The KCE says there are links between genetics and breast cancer in two studies
    Share article:

    The KCE says there are links between genetics and breast cancer in two studies

    ©Belga
    ©Belga

    The Federal Center for Expertise on Health care (KCE) published two studies that show very strong links between genetics and cancer, particularly breast cancer, on Tuesday. The first study talks about genetic tests to determine predisposition within families. It proposes recommendations to genetic testing centers, who deal with more and more women who fear they have, or have passed on, a hereditary risk. The study second talks about new “molecule profiling” tests, which can help give a precise prognosis of the cancer and determine the treatments needed. The number of concerned women who consult genetic services has increased since the media coverage of actress Angelia Jolie’s mastectomy procedure.  She has a hereditary predisposition to breast cancer, the KCE added.
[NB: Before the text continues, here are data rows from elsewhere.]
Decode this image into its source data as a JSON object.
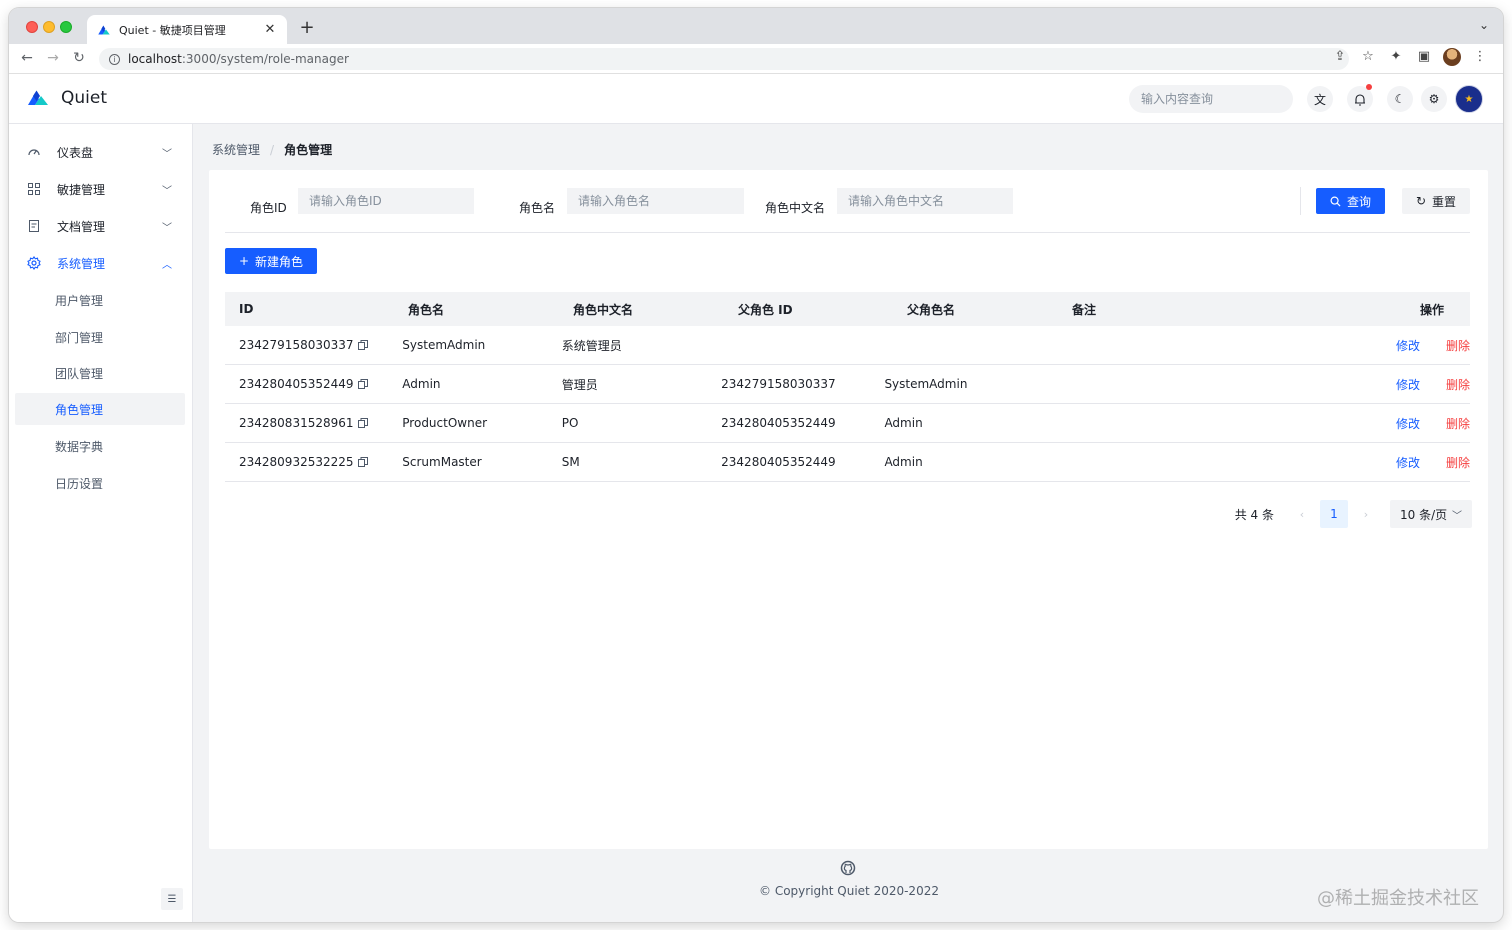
{
  "browser": {
    "tab_title": "Quiet - 敏捷项目管理",
    "url_host": "localhost",
    "url_rest": ":3000/system/role-manager"
  },
  "header": {
    "brand": "Quiet",
    "search_placeholder": "输入内容查询"
  },
  "sidebar": {
    "items": [
      {
        "label": "仪表盘",
        "icon": "dashboard-icon",
        "expanded": false
      },
      {
        "label": "敏捷管理",
        "icon": "grid-icon",
        "expanded": false
      },
      {
        "label": "文档管理",
        "icon": "document-icon",
        "expanded": false
      },
      {
        "label": "系统管理",
        "icon": "gear-icon",
        "expanded": true
      }
    ],
    "sub_items": [
      "用户管理",
      "部门管理",
      "团队管理",
      "角色管理",
      "数据字典",
      "日历设置"
    ],
    "active_sub": "角色管理"
  },
  "breadcrumb": {
    "parent": "系统管理",
    "sep": "/",
    "current": "角色管理"
  },
  "filters": {
    "role_id_label": "角色ID",
    "role_id_placeholder": "请输入角色ID",
    "role_name_label": "角色名",
    "role_name_placeholder": "请输入角色名",
    "role_cn_label": "角色中文名",
    "role_cn_placeholder": "请输入角色中文名",
    "query_label": "查询",
    "reset_label": "重置"
  },
  "actions": {
    "new_role": "新建角色"
  },
  "table": {
    "headers": [
      "ID",
      "角色名",
      "角色中文名",
      "父角色 ID",
      "父角色名",
      "备注",
      "操作"
    ],
    "rows": [
      {
        "id": "234279158030337",
        "name": "SystemAdmin",
        "cn": "系统管理员",
        "pid": "",
        "pname": "",
        "remark": "",
        "edit": "修改",
        "del": "删除"
      },
      {
        "id": "234280405352449",
        "name": "Admin",
        "cn": "管理员",
        "pid": "234279158030337",
        "pname": "SystemAdmin",
        "remark": "",
        "edit": "修改",
        "del": "删除"
      },
      {
        "id": "234280831528961",
        "name": "ProductOwner",
        "cn": "PO",
        "pid": "234280405352449",
        "pname": "Admin",
        "remark": "",
        "edit": "修改",
        "del": "删除"
      },
      {
        "id": "234280932532225",
        "name": "ScrumMaster",
        "cn": "SM",
        "pid": "234280405352449",
        "pname": "Admin",
        "remark": "",
        "edit": "修改",
        "del": "删除"
      }
    ]
  },
  "pagination": {
    "total": "共 4 条",
    "current_page": "1",
    "page_size": "10 条/页"
  },
  "footer": {
    "copyright": "© Copyright Quiet 2020-2022"
  },
  "watermark": "@稀土掘金技术社区",
  "colors": {
    "primary": "#165dff",
    "danger": "#f53f3f",
    "bg": "#f2f3f5"
  }
}
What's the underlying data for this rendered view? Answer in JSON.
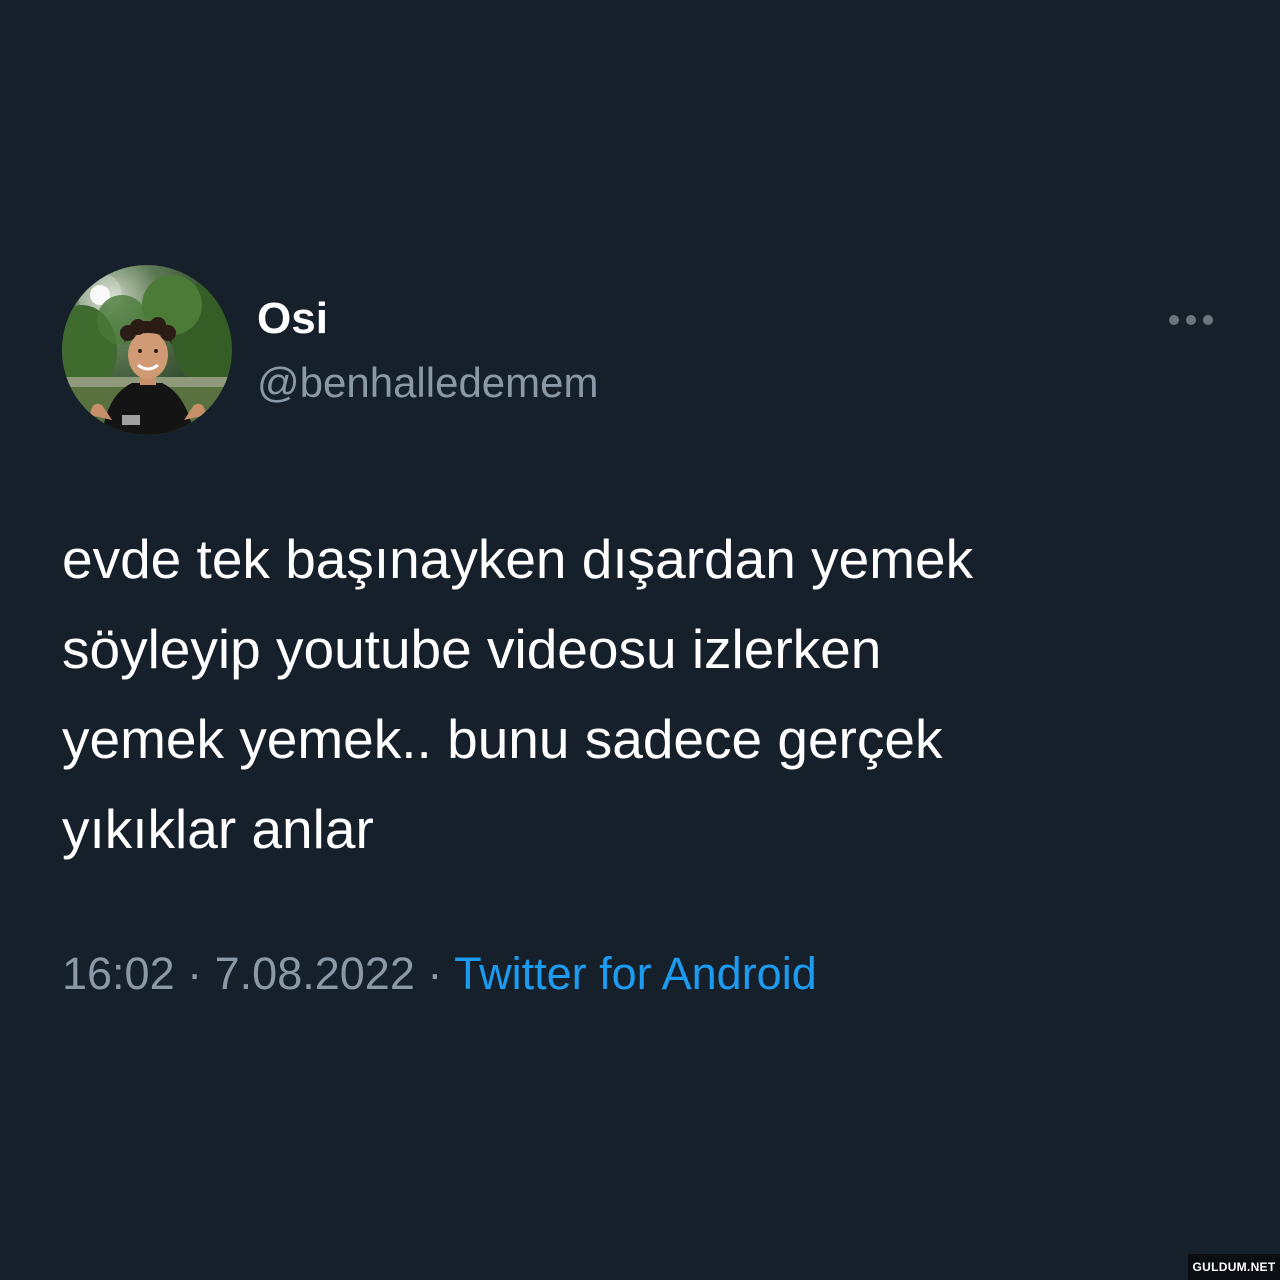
{
  "tweet": {
    "display_name": "Osi",
    "handle": "@benhalledemem",
    "text": "evde tek başınayken dışardan yemek\nsöyleyip youtube videosu izlerken\nyemek yemek.. bunu sadece gerçek\nyıkıklar anlar",
    "time": "16:02",
    "date": "7.08.2022",
    "separator": "·",
    "source": "Twitter for Android",
    "more_icon": "more-horizontal-icon",
    "avatar_icon": "profile-photo"
  },
  "colors": {
    "background": "#15202b",
    "text_primary": "#ffffff",
    "text_secondary": "#8b98a5",
    "link": "#1d9bf0"
  },
  "watermark": "GULDUM.NET"
}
    What to do depends on the level of risk, says the KCE in its first study. “For known mutations of the BRCA1 or 2 genes (like Angelina Jolie), we know the cancer risk is very high. It is important to say that mastectomy is not the only way to prevent it”.  Yearly MRIs and mammograms are also recommended for high risk women.

    In its second study, the KCE studied the possibilities of molecule profiling. Depending on what mutations they find in cancerous tissue taken from patients, they can judge what the risks of metastasis or chances of remission are. They can then plan chemotherapy for women who are low risk, without diminishing their chances of survival.

    The KCE has said that the validity of the prognosis with these tests is high. It helps to predict the risk of metastasis over 10 years, for example. The center has said, however, that there is little proof of its clinical usefulness, as yet. “The test can be defined as capable of increasing the patient’s chances, by leading to a change in treatment for example, compared to routine tests”.

    The clinical usefulness must be studied for longer, says the KCE, which calls on the Public Health SPF (Federal Public Service) to do a “pilot study” on it in Belgium.

    Andy Sanchez (Source: Belga)